The Dresden Files books (now numbering sixteen) are grim and moody with a splattering of whimsy and humor. Some might consider them an ideal mix in this regard; they’re dark but not relentlessly so. And they’re light, breezy reads. In that context I can’t help but compare them to J. K. Rowling’s Harry Potter books. Although I think Rowling is the superior proseweaver and storyteller out of the gate, Butcher does get better with each book at least through the fourth volume, Summer Knight, which contains his best writing to the point I’ve read — even though the convoluted plot makes no goddamn sense at all. The next book in the series, Death Masks, is on deck, but after crushing out three Dresden books in half a week, I’m trying to mark out some additional territory as well.
With that in mind I set upon Stephen King’s On Writing, which has lingered on my to-read list for quite a while. It’s very engaging, less a book about writing than about King as a writer, and his process. This was very illuminating, because I’m not really that big a reader of King’s books, in part because of his choice of subject matter — I’m not really a horror fan.
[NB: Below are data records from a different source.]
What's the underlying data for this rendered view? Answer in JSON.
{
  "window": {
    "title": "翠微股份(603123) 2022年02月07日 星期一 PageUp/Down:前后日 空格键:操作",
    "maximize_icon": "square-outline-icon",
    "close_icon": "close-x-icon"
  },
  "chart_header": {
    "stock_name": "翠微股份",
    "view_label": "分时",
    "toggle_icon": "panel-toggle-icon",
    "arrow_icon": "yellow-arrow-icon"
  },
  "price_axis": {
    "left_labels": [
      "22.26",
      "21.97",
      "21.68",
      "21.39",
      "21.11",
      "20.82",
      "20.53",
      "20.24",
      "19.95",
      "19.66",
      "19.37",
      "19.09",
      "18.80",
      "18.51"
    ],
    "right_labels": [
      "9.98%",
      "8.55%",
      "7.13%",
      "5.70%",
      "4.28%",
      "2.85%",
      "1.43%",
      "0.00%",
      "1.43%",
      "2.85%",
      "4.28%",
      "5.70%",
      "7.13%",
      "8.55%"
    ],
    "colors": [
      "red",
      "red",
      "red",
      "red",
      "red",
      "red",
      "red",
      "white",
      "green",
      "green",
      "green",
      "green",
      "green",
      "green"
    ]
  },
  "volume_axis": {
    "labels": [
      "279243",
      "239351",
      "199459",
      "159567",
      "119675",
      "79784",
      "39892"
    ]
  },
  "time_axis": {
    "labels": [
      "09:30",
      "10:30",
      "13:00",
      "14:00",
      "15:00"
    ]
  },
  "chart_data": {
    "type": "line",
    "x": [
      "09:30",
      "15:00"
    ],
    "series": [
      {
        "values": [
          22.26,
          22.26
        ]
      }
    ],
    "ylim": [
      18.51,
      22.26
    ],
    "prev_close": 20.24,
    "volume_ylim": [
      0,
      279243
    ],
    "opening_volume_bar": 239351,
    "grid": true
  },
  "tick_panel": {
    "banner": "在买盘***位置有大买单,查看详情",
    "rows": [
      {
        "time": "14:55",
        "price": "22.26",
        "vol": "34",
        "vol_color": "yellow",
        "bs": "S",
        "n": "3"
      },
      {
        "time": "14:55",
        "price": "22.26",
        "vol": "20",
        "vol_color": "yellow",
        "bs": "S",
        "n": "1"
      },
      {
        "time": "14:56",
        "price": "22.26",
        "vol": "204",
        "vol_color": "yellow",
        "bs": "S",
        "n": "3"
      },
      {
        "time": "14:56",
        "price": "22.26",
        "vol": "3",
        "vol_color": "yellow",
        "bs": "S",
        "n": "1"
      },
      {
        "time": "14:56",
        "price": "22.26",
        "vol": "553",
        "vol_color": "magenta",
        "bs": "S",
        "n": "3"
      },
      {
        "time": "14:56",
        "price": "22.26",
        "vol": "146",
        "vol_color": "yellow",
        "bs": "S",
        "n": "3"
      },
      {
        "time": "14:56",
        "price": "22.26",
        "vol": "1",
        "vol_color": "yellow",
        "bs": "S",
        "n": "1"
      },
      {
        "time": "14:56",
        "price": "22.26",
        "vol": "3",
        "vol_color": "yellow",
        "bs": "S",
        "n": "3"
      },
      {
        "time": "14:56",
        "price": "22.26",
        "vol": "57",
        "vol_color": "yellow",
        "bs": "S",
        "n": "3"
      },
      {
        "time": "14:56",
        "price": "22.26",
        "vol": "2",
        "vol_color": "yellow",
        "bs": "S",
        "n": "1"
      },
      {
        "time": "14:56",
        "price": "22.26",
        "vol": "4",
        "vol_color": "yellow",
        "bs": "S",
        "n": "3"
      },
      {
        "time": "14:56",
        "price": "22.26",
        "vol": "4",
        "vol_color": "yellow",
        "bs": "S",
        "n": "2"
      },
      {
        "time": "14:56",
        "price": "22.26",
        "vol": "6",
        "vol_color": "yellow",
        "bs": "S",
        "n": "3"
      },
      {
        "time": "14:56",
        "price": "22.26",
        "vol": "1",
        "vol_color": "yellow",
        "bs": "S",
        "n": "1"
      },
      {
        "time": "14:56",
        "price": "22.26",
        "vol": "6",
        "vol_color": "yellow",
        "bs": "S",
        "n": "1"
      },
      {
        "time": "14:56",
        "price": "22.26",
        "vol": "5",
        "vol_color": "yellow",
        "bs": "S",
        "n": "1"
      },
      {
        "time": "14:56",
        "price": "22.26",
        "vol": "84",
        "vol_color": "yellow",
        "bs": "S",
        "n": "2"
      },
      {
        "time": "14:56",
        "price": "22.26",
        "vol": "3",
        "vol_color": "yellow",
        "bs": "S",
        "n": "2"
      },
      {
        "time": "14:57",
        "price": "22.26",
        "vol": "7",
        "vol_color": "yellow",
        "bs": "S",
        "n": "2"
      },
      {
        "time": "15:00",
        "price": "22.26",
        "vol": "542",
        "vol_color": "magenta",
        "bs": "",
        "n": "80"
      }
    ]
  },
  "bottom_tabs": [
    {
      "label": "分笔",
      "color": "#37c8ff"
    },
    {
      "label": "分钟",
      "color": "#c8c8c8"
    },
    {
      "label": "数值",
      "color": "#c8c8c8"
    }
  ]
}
I acknowledge King’s mastery of the craft and did very much enjoy The Stand… but I felt The Gunslinger was an interminable turd and am still staggering clubfooted through The Shining. On Writing showed me why King’s work sometimes seems to me to meander plotless through a featureless landscape, and at other times, when the characters are human and crisply drawn, to be extraordinarily compelling despite that. I therefore took On Writing as incisive criticism of King’s own work, in the best sense of what criticism is supposed to be: not to tell you what to like but to shine a light on some of the machinery and therefore on your own interaction with the work.
Next up, again in an effort to read in a number of different areas, was Leviathan Wakes, the first in a series credited to James S. A. Corey. “Corey” is actually the nom de plume of two writers: well-regarded veteran Daniel Abraham and (at the time of its publication) newcomer Ty Franck. The book is written in alternating chapters with their own viewpoint characters, with Abraham taking one set and Franck the other. I could tell who was writing who even before confirming it; early on the Holden chapters, penned by Franck, are less fluid than the Miller sections authored by Abraham, even though Franck’s part of the story is closer to the central narrative and he gets a number of the choicest scenes for himself. Holden himself is less interesting than the tortured, half-insane Miller, but Franck grows in ability even through the course of the novel and by its end the story seems nearly seamless.
Now I’ve moved on to Charles Hazen’s hoary old The French Revolution and Napoleon. Written during the throes of World War I, it was not the definitive work on the subject even in its day, but it’s a good short treatment of the period written in a dense but unscholarly style. I’m about 15% through it and France has barely received a mention except in relation to Prussia or England; Hazen spends lots of time on Frederich and Peter the Greats. But that’ll change as La Révolution unfolds and Napoléon emerges. I figure that the book will be a nice warm-up to an eventual reading of David Chandler’s massive and definitive The Campaigns of Napoleon.
Next on the nightstand will be, I think, finishing The Shining, followed by Abraham’s The Dragon’s Path, an epic fantasy and also first in a series. I have the next Dresden book, Charlie Stross’ The Atrocity Archives and Benedict Jacka’s Fated on deck as well, but I’m going to try to mix the order up a bit, so I’ll toss the next Expanse novel in along with some other dusty old history book.